Write out each entry word for word.

RECORDS SHOWN Block Start

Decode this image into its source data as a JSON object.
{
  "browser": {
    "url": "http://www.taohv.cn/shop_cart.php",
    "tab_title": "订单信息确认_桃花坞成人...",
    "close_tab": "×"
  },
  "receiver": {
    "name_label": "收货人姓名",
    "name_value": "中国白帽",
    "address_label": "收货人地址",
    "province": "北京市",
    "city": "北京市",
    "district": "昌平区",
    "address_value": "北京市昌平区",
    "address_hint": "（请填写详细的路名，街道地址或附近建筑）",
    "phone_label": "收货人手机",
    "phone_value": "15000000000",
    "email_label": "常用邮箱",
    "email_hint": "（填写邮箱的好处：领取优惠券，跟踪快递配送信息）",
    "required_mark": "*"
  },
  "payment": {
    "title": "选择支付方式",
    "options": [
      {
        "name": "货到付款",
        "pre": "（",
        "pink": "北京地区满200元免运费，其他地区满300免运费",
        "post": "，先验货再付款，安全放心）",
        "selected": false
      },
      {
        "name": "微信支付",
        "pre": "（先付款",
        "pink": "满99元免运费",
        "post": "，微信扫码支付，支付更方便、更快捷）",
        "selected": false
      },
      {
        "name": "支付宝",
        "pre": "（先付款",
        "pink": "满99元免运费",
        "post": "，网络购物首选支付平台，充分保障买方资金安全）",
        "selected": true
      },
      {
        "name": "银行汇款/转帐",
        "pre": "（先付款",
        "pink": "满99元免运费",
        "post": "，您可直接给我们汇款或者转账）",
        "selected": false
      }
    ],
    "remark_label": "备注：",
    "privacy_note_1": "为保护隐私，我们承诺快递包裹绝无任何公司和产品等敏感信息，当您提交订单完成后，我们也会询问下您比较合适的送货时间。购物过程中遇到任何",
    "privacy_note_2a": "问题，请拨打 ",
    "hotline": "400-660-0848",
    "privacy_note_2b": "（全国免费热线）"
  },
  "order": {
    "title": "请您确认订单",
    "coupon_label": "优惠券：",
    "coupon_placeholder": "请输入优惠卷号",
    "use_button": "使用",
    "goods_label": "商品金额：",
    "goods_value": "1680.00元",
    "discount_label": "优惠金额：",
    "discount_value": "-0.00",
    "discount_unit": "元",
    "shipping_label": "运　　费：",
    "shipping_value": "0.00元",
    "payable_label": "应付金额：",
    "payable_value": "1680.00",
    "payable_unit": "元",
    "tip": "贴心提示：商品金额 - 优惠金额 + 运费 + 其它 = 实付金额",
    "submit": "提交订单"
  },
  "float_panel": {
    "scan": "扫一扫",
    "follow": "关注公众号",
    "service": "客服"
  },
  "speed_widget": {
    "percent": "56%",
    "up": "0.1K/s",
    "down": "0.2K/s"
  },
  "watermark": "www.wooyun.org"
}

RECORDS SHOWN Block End

COMPLETED TASK:
Decode this image into its source data as a JSON object.
{
  "browser": {
    "url": "http://www.taohv.cn/shop_cart.php",
    "tab_title": "订单信息确认_桃花坞成人...",
    "close_tab": "×"
  },
  "receiver": {
    "name_label": "收货人姓名",
    "name_value": "中国白帽",
    "address_label": "收货人地址",
    "province": "北京市",
    "city": "北京市",
    "district": "昌平区",
    "address_value": "北京市昌平区",
    "address_hint": "（请填写详细的路名，街道地址或附近建筑）",
    "phone_label": "收货人手机",
    "phone_value": "15000000000",
    "email_label": "常用邮箱",
    "email_hint": "（填写邮箱的好处：领取优惠券，跟踪快递配送信息）",
    "required_mark": "*"
  },
  "payment": {
    "title": "选择支付方式",
    "options": [
      {
        "name": "货到付款",
        "pre": "（",
        "pink": "北京地区满200元免运费，其他地区满300免运费",
        "post": "，先验货再付款，安全放心）",
        "selected": false
      },
      {
        "name": "微信支付",
        "pre": "（先付款",
        "pink": "满99元免运费",
        "post": "，微信扫码支付，支付更方便、更快捷）",
        "selected": false
      },
      {
        "name": "支付宝",
        "pre": "（先付款",
        "pink": "满99元免运费",
        "post": "，网络购物首选支付平台，充分保障买方资金安全）",
        "selected": true
      },
      {
        "name": "银行汇款/转帐",
        "pre": "（先付款",
        "pink": "满99元免运费",
        "post": "，您可直接给我们汇款或者转账）",
        "selected": false
      }
    ],
    "remark_label": "备注：",
    "privacy_note_1": "为保护隐私，我们承诺快递包裹绝无任何公司和产品等敏感信息，当您提交订单完成后，我们也会询问下您比较合适的送货时间。购物过程中遇到任何",
    "privacy_note_2a": "问题，请拨打 ",
    "hotline": "400-660-0848",
    "privacy_note_2b": "（全国免费热线）"
  },
  "order": {
    "title": "请您确认订单",
    "coupon_label": "优惠券：",
    "coupon_placeholder": "请输入优惠卷号",
    "use_button": "使用",
    "goods_label": "商品金额：",
    "goods_value": "1680.00元",
    "discount_label": "优惠金额：",
    "discount_value": "-0.00",
    "discount_unit": "元",
    "shipping_label": "运　　费：",
    "shipping_value": "0.00元",
    "payable_label": "应付金额：",
    "payable_value": "1680.00",
    "payable_unit": "元",
    "tip": "贴心提示：商品金额 - 优惠金额 + 运费 + 其它 = 实付金额",
    "submit": "提交订单"
  },
  "float_panel": {
    "scan": "扫一扫",
    "follow": "关注公众号",
    "service": "客服"
  },
  "speed_widget": {
    "percent": "56%",
    "up": "0.1K/s",
    "down": "0.2K/s"
  },
  "watermark": "www.wooyun.org"
}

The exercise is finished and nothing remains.